Saturday, 12 February 2011
Development work for a project exploring the similarities between natural life-cycles and the formation/death of stars, eventually resulting in the construction of a hand-printed paper 'drum' that simultaneously explores the processes involved in both. The outer layer presents the growth and decay of a butterfly, through which we can observe the corresponding stages of star formation (Printed on the smaller inner layer).
Saturday, 5 February 2011
(Click for full-sized image)
Ignoring the fact that I completely neglect my blog and occassionally forget it exists, here is some preliminary drawings (that may soon become final drawings thanks to my dismissive approach to time/schedules) for my current project. Continuing on from my final year brief, I'm trying to draw parallels between familiar concepts and the world of astronomy. This piece looks as the similarities between the life-cycle of living creatures with the processes and stages involved in the formation of stars. Despite the difference in life-span, (several billion years. give or take) Stars develop in ways that mirror that of organic life, having a distinct birth, infancy, adulthood, old-age and death. These images are trying to convey this by attaching these stages to the corresponding phase in a butterflies natural life-cycle.

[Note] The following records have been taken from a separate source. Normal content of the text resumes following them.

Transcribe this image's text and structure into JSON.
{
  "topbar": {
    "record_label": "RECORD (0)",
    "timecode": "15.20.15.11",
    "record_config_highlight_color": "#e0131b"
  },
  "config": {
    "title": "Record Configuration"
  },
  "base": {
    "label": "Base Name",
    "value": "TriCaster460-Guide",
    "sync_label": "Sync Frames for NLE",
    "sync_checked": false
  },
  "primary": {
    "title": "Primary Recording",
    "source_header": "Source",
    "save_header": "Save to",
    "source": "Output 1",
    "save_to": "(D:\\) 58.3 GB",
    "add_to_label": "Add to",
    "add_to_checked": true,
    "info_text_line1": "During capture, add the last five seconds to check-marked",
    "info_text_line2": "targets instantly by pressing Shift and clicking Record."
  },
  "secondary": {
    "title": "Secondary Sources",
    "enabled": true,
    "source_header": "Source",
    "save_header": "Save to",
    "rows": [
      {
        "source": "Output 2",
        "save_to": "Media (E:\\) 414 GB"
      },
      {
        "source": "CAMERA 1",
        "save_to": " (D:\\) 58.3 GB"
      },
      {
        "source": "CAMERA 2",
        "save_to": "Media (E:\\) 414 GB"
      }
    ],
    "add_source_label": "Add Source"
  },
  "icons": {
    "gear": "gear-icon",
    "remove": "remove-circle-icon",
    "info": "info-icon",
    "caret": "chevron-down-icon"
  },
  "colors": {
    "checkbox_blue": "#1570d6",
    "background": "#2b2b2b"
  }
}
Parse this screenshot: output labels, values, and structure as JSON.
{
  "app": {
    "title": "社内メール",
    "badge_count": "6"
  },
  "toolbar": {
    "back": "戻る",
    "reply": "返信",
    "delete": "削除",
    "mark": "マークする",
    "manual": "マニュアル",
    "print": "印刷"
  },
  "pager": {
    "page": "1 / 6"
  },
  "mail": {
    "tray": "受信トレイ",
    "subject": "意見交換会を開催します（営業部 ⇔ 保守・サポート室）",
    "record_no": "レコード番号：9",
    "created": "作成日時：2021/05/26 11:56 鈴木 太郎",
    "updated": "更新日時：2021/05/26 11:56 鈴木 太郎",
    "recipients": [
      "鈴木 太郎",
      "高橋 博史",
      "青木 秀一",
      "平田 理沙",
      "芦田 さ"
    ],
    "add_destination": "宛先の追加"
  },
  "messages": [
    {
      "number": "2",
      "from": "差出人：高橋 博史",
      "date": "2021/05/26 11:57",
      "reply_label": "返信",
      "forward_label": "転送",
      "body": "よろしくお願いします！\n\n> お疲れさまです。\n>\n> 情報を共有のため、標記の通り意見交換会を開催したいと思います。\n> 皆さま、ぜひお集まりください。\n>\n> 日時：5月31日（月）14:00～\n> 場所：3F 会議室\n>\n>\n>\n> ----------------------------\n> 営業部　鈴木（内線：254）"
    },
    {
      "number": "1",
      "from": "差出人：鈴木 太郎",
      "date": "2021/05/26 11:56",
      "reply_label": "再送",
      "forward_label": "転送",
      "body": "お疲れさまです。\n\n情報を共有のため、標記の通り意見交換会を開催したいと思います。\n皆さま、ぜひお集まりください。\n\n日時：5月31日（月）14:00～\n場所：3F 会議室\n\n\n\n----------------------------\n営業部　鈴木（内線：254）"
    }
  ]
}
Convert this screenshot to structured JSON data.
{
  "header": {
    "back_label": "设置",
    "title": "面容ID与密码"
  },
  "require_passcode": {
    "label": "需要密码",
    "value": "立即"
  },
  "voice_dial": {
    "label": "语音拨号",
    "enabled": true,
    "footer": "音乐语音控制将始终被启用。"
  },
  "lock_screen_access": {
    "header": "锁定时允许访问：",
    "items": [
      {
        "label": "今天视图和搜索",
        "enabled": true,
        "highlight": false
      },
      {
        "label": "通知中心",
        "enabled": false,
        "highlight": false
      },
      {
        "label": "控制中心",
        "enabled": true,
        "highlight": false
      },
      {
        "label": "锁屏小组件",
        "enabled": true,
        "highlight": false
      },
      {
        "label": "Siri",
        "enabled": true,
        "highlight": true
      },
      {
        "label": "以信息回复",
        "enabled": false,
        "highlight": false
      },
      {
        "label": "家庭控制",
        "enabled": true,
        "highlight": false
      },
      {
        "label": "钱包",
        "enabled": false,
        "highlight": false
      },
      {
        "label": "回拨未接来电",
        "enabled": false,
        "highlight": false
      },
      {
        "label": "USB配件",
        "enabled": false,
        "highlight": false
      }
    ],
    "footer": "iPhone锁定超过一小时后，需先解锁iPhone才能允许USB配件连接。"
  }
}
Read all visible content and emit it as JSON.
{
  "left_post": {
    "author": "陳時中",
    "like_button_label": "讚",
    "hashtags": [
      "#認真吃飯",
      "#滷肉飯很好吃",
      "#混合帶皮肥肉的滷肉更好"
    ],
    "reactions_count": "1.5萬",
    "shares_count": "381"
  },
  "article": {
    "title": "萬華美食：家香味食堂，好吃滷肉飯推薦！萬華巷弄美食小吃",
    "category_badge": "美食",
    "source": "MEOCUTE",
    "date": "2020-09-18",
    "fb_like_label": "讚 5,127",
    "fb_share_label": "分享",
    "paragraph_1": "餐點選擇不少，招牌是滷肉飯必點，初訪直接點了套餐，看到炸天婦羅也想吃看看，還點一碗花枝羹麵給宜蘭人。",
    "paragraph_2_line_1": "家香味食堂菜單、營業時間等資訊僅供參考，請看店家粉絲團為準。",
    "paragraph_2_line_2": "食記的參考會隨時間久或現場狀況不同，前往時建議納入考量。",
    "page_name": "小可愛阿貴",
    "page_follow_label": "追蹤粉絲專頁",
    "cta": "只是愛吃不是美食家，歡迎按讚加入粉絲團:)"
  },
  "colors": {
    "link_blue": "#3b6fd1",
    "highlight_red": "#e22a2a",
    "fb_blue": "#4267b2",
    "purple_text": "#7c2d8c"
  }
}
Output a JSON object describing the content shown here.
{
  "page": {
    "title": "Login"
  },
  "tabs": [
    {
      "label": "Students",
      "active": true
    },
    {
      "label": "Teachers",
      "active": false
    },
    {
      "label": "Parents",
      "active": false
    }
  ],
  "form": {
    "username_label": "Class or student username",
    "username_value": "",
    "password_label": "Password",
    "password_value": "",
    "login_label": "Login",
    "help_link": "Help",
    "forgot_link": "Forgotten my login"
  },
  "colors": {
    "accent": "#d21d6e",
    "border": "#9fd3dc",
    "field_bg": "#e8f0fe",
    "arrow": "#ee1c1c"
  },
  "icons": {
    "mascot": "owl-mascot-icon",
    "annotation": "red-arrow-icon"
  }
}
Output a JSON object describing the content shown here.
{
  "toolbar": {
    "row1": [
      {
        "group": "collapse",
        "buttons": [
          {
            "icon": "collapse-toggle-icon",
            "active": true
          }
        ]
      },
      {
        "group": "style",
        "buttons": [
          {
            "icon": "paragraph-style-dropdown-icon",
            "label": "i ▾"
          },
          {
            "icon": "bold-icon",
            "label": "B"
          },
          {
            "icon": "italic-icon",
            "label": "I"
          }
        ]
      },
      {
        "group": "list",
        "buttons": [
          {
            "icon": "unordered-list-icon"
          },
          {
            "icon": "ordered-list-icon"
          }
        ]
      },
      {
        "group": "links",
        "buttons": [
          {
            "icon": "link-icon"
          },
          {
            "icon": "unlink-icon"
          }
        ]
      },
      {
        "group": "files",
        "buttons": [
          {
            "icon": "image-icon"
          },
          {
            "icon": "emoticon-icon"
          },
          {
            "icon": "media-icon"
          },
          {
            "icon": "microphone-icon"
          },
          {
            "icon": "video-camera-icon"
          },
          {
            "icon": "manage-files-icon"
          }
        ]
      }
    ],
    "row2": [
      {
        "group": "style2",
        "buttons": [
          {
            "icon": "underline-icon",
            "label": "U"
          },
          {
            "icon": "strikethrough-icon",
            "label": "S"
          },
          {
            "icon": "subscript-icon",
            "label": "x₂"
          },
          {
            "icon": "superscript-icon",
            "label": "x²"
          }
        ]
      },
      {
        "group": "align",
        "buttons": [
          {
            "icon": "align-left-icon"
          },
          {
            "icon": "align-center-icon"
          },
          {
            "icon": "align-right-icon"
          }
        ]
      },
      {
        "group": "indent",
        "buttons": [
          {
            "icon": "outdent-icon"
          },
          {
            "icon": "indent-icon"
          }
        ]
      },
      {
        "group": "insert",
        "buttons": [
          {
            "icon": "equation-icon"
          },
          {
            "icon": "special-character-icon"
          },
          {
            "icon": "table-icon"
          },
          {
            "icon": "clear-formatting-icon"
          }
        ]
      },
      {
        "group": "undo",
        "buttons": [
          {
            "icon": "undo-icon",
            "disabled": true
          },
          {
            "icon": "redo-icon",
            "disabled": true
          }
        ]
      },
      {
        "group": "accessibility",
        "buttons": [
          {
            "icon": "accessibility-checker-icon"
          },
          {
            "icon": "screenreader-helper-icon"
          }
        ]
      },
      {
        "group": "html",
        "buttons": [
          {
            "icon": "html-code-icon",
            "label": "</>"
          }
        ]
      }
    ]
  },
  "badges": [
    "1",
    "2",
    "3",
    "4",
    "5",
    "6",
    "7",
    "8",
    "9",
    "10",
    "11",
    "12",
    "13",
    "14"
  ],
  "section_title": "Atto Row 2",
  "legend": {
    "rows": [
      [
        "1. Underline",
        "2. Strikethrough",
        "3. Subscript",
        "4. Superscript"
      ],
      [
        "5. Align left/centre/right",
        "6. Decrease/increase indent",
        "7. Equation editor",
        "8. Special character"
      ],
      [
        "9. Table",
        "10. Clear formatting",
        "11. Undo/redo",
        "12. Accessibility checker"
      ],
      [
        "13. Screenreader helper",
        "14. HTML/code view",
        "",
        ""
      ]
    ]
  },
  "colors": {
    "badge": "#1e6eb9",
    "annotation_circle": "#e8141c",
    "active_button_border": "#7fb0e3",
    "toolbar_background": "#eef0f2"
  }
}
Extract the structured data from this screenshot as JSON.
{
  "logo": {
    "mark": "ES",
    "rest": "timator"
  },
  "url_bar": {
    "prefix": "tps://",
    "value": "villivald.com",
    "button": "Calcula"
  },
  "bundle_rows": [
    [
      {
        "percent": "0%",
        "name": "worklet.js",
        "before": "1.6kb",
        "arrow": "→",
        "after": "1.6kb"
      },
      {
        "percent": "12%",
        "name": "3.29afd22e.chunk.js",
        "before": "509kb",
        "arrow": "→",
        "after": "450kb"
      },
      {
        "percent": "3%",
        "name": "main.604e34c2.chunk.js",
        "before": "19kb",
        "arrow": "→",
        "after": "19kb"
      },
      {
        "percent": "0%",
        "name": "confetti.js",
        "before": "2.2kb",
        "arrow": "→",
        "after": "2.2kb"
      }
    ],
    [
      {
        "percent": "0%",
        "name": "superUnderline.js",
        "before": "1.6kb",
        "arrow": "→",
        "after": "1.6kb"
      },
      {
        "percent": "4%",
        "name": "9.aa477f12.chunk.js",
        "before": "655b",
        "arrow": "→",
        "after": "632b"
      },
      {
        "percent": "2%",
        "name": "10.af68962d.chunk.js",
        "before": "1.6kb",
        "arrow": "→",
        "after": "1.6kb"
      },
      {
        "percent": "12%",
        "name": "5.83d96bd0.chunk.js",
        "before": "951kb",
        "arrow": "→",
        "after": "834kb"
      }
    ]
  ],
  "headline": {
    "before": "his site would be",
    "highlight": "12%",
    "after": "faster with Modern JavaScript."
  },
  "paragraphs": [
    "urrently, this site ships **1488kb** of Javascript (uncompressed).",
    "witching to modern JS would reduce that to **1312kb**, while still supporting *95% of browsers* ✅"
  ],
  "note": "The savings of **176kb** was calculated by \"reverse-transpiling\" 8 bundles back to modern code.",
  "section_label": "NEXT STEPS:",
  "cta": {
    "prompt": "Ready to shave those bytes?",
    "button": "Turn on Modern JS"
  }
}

To give you a brief overview, Stars are born when huge clouds of interstellar gas called 'nebula' condense and collapse under their own gravitational pull. As the cloud collapses, its core becomes more dense and rapidly heats up. Eventually the gas will ignite and fusion occurs, giving birth to a new star. From here the star will burn for several billion years, using up its fuel and raw materials in the process (Our own sun is about half-way through this process). Over time, the star will start to shed its outer levels as it fuel supply starts to run out and its density decreases. During this phase it will expand to several hundred times it original size and slowly strip off excess materials and gas, eventually leaving a small 'brown dwarf' star burning at its core. (If the stars big enough, it will instead go 'supernova' , releasing all of its energy and materials in a violent explosion) In both cases, the star 'dies' and only remenants of its existance remain. The gas expelled from this process however will then go on to become the raw materials that will eventually condense and ignite the next generation of stars, starting the whole process all over again in a never ending cycle of death and re-birth.
There's really a lot more science about it, but that's a vague attempt at describing the process. It's 02:03am and science/the ability to think is beyond me right now so it's the best I can do under the circumstances.
The concept as a whole is needing tightened up and I'm at a bit of a loose end as to how I can tie the two images/sequences together in a way that's actually relevant, but the visuals seems to be coming along and it's the closest I've come to what feels like my own style in a while so I don't seem to be quite as disenchanted as I ususally am at this stage of a project. I'm feeling cautiously optimistic that I might actually produce work I won't hide at the bottom of my locker/bin/oven this time. good night.